* WORK INSTRUCTIONS *
Count the lines below in which "desc" appears, then give that number by itself.

* DATASET EXCERPTS *

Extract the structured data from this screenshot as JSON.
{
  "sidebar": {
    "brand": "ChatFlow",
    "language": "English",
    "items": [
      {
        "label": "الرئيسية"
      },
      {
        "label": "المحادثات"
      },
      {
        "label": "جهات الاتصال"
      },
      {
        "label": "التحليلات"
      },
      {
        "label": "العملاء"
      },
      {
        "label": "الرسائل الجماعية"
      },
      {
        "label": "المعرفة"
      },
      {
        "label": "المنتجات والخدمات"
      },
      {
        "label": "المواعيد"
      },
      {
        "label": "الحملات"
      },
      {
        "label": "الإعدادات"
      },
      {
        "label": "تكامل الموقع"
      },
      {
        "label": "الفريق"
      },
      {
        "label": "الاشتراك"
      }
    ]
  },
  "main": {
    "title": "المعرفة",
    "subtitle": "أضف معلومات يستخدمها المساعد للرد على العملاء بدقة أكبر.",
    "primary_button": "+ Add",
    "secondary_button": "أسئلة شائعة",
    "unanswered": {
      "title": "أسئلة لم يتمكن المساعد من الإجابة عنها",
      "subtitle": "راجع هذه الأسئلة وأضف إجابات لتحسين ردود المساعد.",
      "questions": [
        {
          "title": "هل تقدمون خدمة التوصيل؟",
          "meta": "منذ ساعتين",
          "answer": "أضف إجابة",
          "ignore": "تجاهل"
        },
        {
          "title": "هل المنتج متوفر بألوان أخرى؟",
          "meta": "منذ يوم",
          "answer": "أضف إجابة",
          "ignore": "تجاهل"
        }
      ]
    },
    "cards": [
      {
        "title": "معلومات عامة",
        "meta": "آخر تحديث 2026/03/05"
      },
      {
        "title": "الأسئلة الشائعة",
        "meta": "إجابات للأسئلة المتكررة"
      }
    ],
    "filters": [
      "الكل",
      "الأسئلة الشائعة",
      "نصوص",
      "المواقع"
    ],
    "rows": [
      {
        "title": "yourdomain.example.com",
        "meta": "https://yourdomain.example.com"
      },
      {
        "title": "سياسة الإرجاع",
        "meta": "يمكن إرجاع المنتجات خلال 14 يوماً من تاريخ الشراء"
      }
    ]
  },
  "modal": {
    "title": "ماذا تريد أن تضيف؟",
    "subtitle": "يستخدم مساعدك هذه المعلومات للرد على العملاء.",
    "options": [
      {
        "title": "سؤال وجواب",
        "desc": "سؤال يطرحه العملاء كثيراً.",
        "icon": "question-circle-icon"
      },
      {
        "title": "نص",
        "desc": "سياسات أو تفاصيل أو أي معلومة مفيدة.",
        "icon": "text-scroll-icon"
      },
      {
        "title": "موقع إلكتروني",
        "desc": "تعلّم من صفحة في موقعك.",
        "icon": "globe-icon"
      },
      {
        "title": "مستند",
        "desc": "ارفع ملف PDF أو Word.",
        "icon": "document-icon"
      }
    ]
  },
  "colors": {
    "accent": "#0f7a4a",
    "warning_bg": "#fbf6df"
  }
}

* TASK RESULT *
4